Out December 13 on PC, PlayStation, and Nintendo Switch, Pocket Dungeon is the sixth game in the Shovel Knight universe and a collaboration between series creator Yacht Club Games and the self-proclaimed “world’s worst developer,” Vine. While the first Shovel Knight was an excellent 2014 retro platformer, more recent games like 2019’s Shovel Knight: King of Cards and platform fighter Shovel Knight Showdown experimented with new genres. Pocket Dungeon is the most ambitious reformulation so far and, after roughly 4-5 hours of playtime, feels the most gripping and original.

Gif: Yacht Club Games / Kotaku

As Shovel Knight, or one of nearly a dozen other characters you can unlock, you move up, down, left, and right on a grid. If something is in the way, like say a skeleton, you’ll do damage to each other. Whichever runs out of health first dies. If the skeleton happens to be connected to a bunch of other skeletons, they’ll all get damaged with each hit, and erupt into piles of gems proportional to the size of the group once killed.

It’s so simple and yet it completely turns the traditional Tetris-like matching game on its head, adding a whole new level of interaction and slew of possibilities for how to try to clear boards. Every movement and attack counts as a turn, but time will slowly advance even while you’re just standing still as well. Trying to destroy lone enemies to maneuver them into bigger groups requires making generous use of the potions that are also continually dropping, but going out of your way to get them means the board is never the same by the time you come back.

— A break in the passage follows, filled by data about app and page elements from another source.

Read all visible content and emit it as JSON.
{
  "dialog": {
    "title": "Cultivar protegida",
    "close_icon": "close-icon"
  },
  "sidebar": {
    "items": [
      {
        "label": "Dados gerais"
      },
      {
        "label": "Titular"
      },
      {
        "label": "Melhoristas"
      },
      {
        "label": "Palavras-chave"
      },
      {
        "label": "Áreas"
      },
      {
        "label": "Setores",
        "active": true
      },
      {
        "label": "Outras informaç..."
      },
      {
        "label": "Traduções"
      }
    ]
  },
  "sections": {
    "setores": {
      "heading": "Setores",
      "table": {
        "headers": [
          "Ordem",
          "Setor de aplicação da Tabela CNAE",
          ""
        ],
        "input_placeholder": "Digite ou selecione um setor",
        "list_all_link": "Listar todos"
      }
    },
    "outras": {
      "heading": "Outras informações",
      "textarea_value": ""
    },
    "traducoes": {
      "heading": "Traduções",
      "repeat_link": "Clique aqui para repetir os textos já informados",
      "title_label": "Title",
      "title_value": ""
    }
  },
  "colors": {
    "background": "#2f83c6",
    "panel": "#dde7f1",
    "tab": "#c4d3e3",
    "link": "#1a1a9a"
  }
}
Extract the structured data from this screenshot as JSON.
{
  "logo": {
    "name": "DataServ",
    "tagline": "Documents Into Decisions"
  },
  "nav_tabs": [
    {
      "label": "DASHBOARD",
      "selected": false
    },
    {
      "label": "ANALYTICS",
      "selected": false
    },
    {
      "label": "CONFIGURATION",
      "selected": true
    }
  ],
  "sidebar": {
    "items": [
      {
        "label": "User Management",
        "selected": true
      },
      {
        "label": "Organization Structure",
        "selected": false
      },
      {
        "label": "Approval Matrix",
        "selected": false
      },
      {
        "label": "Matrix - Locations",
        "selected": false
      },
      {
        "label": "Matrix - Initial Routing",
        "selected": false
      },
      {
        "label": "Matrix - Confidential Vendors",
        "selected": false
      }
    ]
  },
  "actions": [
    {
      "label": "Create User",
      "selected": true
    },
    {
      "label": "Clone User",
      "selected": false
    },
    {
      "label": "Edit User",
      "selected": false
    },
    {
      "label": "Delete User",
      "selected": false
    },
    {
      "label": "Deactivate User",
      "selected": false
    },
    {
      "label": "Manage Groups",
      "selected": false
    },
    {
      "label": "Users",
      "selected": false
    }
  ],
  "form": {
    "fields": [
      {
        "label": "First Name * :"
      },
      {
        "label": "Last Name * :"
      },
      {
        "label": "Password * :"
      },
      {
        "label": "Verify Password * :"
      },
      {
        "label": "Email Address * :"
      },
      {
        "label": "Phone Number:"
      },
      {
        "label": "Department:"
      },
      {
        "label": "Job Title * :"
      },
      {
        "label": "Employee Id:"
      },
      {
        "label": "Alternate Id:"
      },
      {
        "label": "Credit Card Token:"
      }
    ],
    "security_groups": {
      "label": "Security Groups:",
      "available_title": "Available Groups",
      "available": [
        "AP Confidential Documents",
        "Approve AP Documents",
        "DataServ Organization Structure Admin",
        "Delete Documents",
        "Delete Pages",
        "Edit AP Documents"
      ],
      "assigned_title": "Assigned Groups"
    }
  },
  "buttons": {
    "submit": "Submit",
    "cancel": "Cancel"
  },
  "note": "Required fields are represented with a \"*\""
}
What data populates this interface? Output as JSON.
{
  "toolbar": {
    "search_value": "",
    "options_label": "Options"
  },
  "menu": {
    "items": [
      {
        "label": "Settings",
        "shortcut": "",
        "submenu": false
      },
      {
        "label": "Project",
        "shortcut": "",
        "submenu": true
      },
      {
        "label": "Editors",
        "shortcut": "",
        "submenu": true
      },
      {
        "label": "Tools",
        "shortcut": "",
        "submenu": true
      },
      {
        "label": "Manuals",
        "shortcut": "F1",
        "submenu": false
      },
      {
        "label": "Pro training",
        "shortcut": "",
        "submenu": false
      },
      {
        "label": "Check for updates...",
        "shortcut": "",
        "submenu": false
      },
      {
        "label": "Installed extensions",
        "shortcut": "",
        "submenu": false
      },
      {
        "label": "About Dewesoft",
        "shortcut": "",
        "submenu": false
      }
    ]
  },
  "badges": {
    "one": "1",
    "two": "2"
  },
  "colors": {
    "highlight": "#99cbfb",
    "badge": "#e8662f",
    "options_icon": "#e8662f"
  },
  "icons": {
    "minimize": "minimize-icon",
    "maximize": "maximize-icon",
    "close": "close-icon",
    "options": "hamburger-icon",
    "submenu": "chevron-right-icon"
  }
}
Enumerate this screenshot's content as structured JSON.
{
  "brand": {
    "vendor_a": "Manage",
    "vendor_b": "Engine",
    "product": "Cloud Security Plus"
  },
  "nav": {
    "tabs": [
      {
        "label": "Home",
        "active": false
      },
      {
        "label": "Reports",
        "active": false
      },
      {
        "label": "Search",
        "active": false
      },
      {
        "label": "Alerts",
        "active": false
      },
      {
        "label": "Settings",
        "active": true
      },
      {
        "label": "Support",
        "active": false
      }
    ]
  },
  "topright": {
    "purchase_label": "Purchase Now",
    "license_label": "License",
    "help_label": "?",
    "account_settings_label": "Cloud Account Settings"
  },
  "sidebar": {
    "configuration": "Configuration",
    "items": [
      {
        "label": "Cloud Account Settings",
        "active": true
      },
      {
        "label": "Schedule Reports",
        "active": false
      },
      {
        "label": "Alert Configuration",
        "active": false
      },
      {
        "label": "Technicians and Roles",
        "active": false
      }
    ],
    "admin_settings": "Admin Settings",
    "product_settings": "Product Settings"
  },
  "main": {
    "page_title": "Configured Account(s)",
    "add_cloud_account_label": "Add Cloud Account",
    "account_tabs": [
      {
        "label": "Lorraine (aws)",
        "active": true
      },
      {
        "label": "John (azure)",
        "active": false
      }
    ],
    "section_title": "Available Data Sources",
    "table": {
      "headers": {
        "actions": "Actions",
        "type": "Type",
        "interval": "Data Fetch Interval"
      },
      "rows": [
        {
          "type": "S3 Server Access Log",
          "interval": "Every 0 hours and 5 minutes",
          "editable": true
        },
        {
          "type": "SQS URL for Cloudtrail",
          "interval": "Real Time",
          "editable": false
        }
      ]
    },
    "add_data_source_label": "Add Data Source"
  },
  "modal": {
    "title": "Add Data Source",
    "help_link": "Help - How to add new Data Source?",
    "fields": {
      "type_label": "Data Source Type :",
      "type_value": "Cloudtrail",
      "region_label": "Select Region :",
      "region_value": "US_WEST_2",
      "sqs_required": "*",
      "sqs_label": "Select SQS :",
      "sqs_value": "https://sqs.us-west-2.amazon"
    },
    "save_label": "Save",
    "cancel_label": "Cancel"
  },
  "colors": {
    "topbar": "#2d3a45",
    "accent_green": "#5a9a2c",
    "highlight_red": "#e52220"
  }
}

Items and upgrades—like leaving a trail of fire in your wake, or doing additional damage to single, isolated enemies—further augment the various factors you have to take into account to maximize your score and prolong your survival. By a few levels into each run you’re already contending with ghosts that temporarily go invisible upon being hit, amphibians that release electricity on certain turns, and enemies that explode when killed. Once you’re in the zone, rapidly trying to compare tradeoffs and navigate narrow paths, Pocket Dungeon feels like so much more than just a puzzle game, which is another way of saying that you don’t need to have even a passing interest in matching games like Bejeweled or Cookie Jam to find the magic in Yacht Club Games and Vine’s re-imagining of the genre.

Gif: Yacht Club Games / Kotaku

A game like this would be nothing without a vibrant presentation, and Pocket Dungeon’s music, sound, and artwork are all top-notch and polished in the way Shovel Knight fans have come to expect. On the Switch OLED, where I’m playing it, everything looks especially eye-poppingly good. A match game lives or dies in part based on how rewarding it feels to blow up carefully arranged chains of blocks, and in Pocket Dungeon it’s sublime.

But like I said, it’s also so much more than just a matching game. Familiar bosses pulled from the Shovel Knight world each have unique mechanics recreated for the puzzle board that are sometimes best solved through logic and other times through arcadey twitch instincts alone. Pocket Dungeon is an incredibly thoughtful and sometimes very cerebral affair, but it also never dispenses with the pure joy and satisfying rush of narrowly escaping doom thanks solely to quick thinking and even quicker reflexes.


Revealed back in early 2020, I’d all but forgotten about Shovel Knight Pocket Dungeon by the time it finally got a release date last month. Now it’s all I can think about playing.